• App and web page records
• • • • •

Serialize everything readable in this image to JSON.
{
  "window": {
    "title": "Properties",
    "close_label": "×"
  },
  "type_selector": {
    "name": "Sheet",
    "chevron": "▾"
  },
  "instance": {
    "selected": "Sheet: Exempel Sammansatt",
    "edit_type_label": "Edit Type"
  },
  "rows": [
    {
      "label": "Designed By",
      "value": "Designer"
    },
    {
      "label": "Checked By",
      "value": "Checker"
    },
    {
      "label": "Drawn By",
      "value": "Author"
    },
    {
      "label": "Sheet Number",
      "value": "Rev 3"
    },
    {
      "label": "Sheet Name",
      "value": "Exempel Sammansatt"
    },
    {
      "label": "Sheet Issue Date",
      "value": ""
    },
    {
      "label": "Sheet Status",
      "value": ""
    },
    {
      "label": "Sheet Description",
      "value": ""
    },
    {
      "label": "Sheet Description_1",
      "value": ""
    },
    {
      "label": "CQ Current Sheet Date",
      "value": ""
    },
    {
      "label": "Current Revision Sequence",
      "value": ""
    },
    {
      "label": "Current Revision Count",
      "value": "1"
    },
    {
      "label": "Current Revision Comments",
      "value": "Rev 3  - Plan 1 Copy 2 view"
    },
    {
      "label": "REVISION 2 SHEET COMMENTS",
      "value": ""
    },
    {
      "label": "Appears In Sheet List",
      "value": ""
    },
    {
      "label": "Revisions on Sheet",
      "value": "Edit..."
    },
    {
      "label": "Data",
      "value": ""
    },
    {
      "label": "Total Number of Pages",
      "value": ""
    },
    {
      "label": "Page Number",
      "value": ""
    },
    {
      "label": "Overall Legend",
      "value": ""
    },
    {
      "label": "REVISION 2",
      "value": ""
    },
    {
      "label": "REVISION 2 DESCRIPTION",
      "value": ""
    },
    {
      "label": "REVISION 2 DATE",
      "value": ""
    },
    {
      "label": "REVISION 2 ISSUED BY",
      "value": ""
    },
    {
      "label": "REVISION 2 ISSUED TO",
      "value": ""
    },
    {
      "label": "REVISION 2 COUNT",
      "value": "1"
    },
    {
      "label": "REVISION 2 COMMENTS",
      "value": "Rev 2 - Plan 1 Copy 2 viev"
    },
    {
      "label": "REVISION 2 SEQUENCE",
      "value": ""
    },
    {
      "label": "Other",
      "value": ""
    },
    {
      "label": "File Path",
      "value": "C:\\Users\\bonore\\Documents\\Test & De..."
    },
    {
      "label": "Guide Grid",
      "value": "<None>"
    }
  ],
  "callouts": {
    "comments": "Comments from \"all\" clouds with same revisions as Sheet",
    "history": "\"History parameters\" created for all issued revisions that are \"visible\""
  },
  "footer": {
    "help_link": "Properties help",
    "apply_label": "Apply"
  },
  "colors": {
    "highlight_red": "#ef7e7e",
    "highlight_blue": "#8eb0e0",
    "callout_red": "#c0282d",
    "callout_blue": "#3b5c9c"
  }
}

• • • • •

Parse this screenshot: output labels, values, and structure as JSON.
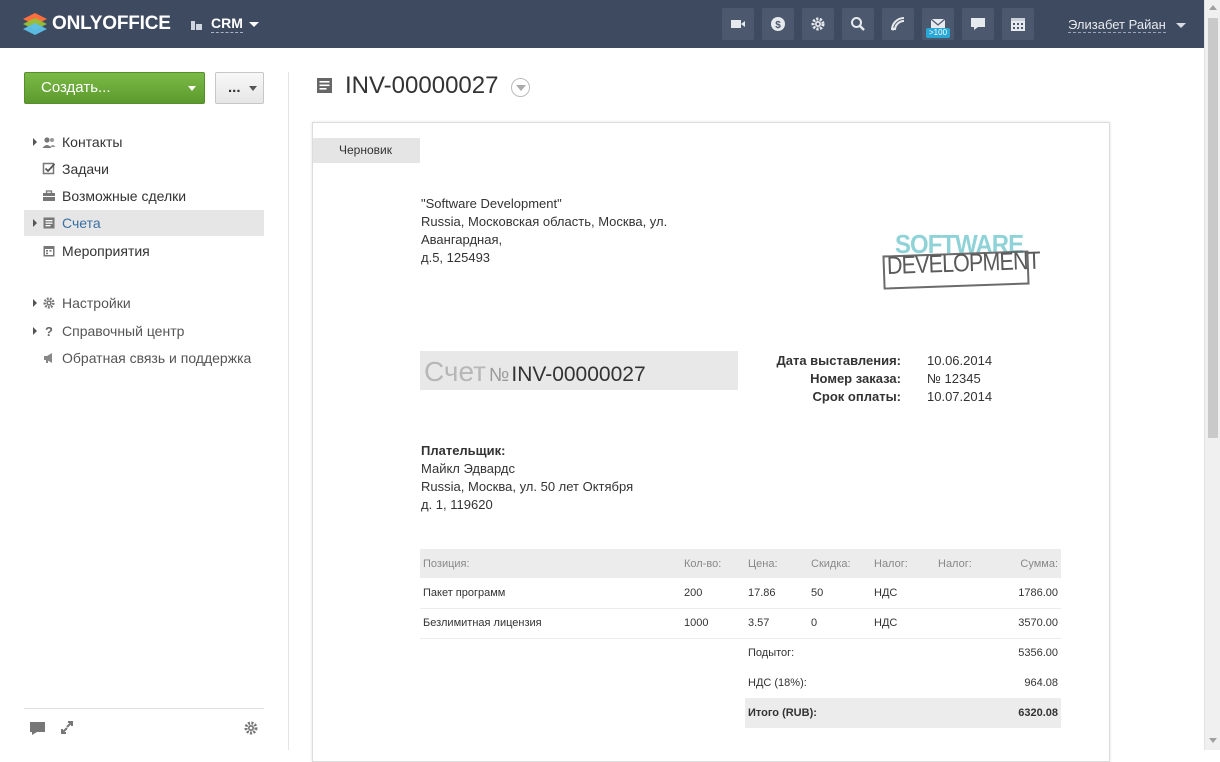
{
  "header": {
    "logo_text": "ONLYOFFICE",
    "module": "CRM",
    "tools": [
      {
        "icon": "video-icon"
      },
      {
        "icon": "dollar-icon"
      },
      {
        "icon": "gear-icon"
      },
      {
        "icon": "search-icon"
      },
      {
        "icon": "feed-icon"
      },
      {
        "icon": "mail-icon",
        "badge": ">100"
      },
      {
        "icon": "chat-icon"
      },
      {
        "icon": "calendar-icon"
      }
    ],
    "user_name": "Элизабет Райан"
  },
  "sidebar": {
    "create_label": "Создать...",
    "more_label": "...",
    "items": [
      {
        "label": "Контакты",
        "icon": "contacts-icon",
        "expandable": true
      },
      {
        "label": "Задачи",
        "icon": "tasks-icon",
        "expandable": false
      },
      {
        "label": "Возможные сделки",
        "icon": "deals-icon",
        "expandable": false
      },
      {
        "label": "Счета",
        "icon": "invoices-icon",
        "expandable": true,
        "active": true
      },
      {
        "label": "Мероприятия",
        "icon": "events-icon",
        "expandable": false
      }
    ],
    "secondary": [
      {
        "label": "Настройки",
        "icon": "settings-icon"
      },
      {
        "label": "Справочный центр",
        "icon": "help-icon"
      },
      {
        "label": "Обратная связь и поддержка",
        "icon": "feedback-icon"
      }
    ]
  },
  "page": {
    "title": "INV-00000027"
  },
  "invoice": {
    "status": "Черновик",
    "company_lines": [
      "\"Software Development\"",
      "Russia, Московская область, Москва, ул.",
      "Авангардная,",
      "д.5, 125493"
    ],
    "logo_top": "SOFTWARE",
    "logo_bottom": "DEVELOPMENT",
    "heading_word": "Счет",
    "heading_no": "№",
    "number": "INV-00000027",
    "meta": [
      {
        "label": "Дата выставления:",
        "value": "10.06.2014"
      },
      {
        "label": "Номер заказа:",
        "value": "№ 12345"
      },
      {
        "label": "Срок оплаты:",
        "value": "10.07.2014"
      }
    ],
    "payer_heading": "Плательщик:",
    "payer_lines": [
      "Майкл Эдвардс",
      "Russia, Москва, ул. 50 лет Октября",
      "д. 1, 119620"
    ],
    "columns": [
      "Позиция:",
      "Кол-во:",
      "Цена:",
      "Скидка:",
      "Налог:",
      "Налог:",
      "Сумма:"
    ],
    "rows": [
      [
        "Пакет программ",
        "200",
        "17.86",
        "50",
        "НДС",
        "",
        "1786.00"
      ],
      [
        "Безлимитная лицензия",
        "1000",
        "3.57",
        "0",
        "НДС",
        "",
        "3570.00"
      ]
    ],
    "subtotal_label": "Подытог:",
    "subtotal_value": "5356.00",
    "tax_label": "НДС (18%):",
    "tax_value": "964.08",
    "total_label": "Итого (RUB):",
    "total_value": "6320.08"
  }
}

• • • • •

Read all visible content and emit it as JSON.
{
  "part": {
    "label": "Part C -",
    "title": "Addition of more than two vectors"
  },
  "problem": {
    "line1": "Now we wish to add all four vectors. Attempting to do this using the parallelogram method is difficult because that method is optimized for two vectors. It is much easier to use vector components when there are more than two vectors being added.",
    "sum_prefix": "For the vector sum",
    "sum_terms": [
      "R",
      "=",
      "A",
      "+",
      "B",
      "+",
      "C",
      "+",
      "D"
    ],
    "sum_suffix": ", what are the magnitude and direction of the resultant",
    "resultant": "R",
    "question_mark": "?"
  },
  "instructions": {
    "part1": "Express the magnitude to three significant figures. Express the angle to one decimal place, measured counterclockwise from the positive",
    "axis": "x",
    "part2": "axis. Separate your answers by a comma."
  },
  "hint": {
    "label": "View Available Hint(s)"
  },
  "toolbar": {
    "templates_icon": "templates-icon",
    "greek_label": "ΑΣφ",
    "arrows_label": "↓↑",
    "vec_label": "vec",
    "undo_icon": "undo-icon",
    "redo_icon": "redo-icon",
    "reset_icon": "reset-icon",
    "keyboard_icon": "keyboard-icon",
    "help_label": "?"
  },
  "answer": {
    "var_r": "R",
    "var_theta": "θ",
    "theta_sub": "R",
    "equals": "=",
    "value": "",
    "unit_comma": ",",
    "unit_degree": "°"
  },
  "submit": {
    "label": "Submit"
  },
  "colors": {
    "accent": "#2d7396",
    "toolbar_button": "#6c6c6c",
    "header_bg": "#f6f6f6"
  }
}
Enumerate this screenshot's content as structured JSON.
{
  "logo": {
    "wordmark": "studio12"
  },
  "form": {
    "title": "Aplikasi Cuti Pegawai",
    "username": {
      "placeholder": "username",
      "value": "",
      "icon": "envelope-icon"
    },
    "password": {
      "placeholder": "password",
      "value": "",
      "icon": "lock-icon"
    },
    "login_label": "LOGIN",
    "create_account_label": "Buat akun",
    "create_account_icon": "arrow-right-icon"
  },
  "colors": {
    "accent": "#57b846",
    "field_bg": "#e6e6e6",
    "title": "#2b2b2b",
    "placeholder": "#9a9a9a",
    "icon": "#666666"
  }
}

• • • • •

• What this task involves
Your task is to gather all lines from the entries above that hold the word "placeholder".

• Solution to this task
      "placeholder": "username",
      "placeholder": "password",
    "placeholder": "#9a9a9a",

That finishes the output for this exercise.